a) The individual who is conducting the meeting should have provided some points on what the meeting will cover so that everyone can prepare. If this was not done, contact the person who is running the meeting and request that information. It is hard to prepare for a meeting when you have no idea what will be discussed!
b) When you have the meeting points, make sure that you work through each point to see where you can provide insight. If you don’t have all of the answers, then do some research or ask questions of somebody who may have more experience and could provide some insight.
c) Make thorough notes of each of your research points that you plan to share at the meeting. You want to make sure that you are able to get your point across quickly and that another meeting can be avoided.
Step 4: Share Your Ideas
Bring your notes to the meeting and make sure that you share your ideas!
a) The person hosting the meeting should have prepared an outline for the points that will be discussed and how much time has been allotted for each topic.
b) Your ideas are just as important as everybody else’s, so make sure you are able to share your ideas within that allotted time! Too often we are unsure how are ideas are going to be interpreted and we don’t say everything that we are thinking. Nothing will change without your input.
c) When other people are talking, write down some quick notes that you can review later. If you have questions that you want to ask after the meeting, write down those questions and the name of the person that you need to speak with.
d) Make sure that you write down any issues that you need to look into after the meeting.
e) Determine when the next meeting should take place to revisit all of the discussion points. Sometimes another meeting is not necessary.

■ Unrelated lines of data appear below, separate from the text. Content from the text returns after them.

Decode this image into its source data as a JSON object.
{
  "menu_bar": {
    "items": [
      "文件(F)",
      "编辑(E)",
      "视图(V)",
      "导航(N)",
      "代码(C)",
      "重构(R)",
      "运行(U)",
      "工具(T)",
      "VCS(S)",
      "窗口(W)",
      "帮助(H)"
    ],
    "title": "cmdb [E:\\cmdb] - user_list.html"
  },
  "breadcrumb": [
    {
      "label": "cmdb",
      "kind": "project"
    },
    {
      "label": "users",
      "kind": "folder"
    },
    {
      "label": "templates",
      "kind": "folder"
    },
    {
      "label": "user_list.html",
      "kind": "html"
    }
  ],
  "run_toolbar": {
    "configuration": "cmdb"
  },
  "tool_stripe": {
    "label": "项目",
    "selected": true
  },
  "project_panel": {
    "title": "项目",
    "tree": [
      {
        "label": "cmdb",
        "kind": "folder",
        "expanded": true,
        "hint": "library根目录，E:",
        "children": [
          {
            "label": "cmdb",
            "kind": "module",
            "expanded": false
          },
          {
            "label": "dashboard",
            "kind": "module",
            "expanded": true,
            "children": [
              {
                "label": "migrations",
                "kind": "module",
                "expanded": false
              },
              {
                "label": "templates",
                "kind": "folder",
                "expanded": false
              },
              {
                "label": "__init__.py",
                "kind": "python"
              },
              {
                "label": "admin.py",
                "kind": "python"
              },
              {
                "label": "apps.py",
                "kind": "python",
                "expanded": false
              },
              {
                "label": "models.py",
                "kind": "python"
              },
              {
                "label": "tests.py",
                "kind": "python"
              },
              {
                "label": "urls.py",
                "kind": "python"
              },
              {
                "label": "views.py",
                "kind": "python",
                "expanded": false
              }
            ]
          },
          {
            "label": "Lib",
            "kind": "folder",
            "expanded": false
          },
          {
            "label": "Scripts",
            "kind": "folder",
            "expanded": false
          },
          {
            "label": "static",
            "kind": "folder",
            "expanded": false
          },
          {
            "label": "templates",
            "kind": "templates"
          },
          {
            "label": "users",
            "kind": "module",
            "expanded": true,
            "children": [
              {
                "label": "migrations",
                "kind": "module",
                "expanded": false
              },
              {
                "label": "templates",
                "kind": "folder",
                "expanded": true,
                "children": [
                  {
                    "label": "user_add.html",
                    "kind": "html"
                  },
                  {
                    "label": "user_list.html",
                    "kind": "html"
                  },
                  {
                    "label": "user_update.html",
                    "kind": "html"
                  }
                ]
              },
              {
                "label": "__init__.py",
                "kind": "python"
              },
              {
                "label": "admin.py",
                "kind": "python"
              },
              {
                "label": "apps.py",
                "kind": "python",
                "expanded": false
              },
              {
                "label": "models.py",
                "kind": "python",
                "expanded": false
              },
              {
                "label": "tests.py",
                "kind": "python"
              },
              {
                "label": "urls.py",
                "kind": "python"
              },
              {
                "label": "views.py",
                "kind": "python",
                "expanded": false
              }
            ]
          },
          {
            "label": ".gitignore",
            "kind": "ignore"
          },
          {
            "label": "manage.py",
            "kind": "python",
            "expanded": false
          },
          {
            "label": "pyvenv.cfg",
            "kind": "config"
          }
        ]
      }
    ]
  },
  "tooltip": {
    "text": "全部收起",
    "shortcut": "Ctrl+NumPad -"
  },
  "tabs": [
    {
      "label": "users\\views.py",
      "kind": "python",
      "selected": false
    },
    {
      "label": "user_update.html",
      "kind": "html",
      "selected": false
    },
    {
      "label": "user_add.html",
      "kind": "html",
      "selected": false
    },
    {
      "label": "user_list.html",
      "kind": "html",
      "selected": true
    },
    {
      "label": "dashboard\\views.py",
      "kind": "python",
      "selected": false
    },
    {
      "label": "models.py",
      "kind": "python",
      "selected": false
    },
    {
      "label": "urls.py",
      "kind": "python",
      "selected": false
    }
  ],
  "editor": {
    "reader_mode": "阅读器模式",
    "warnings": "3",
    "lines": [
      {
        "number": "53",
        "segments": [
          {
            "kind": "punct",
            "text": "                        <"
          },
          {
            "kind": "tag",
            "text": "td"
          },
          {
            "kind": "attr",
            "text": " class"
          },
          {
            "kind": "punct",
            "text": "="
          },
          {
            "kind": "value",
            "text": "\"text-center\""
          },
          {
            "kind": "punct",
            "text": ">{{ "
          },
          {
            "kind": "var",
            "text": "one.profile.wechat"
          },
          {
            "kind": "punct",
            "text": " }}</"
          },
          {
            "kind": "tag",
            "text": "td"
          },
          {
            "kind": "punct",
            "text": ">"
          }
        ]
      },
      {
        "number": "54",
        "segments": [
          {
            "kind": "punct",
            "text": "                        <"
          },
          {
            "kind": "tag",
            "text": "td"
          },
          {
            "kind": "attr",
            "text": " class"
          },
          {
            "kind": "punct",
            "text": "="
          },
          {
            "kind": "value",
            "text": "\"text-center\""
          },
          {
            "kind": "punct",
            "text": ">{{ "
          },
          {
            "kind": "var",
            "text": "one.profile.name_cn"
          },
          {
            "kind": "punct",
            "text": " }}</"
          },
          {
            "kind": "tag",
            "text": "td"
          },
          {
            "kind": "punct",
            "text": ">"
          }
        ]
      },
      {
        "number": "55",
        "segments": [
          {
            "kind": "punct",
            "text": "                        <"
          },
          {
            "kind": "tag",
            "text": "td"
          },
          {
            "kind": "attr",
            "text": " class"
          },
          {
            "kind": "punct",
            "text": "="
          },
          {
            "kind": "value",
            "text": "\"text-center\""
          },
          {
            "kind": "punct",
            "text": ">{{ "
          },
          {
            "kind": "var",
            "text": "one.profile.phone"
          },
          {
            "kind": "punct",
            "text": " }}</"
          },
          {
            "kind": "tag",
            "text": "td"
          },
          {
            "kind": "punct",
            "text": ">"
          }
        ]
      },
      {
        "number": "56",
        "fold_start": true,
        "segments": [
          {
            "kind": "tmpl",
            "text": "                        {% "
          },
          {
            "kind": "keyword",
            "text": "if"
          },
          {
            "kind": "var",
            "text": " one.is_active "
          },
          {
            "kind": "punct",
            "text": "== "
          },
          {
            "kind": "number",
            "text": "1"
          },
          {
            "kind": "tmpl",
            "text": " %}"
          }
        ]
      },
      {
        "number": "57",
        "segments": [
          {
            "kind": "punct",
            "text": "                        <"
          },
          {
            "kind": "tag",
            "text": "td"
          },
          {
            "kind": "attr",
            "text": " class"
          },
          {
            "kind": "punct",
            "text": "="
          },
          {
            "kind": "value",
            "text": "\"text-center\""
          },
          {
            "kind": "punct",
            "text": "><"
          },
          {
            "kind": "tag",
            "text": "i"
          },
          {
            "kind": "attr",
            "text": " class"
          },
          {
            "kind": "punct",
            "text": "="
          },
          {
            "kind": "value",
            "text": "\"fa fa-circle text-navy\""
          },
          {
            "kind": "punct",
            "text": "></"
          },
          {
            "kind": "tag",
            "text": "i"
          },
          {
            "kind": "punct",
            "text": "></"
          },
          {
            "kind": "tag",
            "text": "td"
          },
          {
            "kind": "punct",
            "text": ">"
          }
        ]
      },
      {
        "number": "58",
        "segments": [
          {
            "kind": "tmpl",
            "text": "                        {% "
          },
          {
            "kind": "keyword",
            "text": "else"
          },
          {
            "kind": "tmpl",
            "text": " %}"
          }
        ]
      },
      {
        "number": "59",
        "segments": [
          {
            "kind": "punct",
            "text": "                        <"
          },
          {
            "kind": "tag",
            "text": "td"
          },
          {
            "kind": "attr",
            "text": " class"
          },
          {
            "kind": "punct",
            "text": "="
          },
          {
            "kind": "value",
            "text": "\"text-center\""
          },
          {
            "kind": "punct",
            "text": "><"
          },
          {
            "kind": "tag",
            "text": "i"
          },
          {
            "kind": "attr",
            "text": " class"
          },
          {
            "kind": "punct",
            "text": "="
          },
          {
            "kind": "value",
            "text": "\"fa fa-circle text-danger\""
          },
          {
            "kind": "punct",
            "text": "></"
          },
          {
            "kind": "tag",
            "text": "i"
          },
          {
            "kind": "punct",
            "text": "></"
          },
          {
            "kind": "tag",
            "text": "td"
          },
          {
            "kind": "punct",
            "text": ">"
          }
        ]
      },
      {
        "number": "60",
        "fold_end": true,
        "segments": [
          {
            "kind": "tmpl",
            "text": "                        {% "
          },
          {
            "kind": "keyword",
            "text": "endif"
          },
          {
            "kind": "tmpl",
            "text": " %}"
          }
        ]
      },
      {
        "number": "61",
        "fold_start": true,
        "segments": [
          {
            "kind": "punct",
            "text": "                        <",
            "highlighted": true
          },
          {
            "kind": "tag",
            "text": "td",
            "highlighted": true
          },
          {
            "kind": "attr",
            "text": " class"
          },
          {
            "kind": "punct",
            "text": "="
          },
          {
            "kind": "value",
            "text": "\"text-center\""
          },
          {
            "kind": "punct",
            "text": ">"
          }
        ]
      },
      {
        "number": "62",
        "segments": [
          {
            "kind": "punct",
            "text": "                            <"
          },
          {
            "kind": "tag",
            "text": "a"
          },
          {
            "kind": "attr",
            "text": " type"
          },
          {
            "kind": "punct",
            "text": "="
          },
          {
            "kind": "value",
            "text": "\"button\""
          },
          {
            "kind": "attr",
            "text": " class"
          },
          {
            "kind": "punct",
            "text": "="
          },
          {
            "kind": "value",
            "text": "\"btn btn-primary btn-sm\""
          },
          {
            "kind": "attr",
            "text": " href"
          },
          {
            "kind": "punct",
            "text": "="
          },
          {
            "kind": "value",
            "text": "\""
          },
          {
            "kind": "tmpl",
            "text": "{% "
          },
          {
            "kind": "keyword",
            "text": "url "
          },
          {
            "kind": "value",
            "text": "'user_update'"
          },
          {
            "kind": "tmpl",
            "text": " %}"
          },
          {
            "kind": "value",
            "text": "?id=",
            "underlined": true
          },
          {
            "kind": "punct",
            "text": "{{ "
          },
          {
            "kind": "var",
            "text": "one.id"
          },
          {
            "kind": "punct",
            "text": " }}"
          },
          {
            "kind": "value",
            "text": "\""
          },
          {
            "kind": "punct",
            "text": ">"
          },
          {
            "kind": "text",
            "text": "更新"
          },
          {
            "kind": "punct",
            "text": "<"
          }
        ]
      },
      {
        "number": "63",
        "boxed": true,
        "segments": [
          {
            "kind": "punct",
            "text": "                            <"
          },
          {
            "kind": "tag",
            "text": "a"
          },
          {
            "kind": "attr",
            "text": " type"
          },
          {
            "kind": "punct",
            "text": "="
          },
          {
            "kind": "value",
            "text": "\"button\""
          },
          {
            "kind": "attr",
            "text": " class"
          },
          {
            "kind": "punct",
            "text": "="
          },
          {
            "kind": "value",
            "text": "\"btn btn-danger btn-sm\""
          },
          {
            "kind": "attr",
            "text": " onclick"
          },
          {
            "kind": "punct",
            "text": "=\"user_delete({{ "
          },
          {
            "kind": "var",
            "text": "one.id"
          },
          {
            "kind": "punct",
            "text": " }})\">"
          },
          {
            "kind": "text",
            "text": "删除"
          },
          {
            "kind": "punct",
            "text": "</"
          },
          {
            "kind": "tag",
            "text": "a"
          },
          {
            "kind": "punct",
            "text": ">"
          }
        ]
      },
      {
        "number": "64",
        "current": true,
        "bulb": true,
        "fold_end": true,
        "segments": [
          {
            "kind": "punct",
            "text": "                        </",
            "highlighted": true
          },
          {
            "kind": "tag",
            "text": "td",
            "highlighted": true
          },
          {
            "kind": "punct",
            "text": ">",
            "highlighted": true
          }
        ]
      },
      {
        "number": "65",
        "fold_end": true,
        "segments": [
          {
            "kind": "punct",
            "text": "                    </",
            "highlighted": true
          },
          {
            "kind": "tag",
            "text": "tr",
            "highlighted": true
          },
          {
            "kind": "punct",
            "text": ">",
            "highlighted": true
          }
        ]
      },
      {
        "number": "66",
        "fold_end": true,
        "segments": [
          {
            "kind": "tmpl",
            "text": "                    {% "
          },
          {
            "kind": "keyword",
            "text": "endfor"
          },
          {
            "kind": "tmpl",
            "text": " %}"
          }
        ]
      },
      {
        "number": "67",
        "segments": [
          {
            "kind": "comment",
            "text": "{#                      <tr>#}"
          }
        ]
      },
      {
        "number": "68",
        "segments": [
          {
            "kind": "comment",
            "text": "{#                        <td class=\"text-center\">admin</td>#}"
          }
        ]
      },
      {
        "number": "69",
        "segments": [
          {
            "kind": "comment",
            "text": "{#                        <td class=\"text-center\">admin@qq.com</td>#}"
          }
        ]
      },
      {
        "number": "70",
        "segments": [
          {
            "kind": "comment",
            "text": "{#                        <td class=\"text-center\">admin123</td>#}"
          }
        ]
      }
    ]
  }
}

f) If you are the person who scheduled the meeting, make sure that it stays on topic. Everybody should have a chance to share their ideas. However, if a meeting is scheduled for one hour, it should not go past that. Handle one main issue at a time. Another meeting or discussion can be planned for any other issues that came up during the meeting.
Step 5: Review Notes After the Meeting
After the meeting:
a) Look over your notes to ensure you understand everything that was written down. Ask questions to the people in attendance if you need clarification on any points.
b) Make sure you know what YOUR action items are!
c) Work on completing those tasks prior to the next meeting. If there will not another meeting, make sure that you are able to complete everything effectively. You don’t want to unintentionally let the team down.
Taking effective notes prior to and during the meeting are crucial to the success of meetings. You can use a regular notebook to complete your notes. However, I would recommend having several pages for one day and potentially more if you attend a lot of meetings.
I have created a Meeting Notes layout, which can be viewed here (Meeting Notes).
If you have multiple meetings each day, then change to Meeting # 2, # 3, etc…
In the prep notes area, jot down any research that you have done or additional ideas that you came up with prior to the meeting.
The meeting notes are where you would write down what you learned during the meeting.
You should leave yourself plenty of space to write notes down for the prep notes, meeting notes and actions to complete after the meeting.
As you can see, meetings don’t have to take up so much of your day and they don’t have to cause stress. As long as everybody understands what is expected of them and each person has a chance to say their piece, the meetings will generally run smoothly.
Proper planning, research and communication will make each meeting more enjoyable and may lead to a huge success story for the company!
I hope you found these tips helpful! Do you feel that meetings are taking up too much of your day? You are definitely not alone!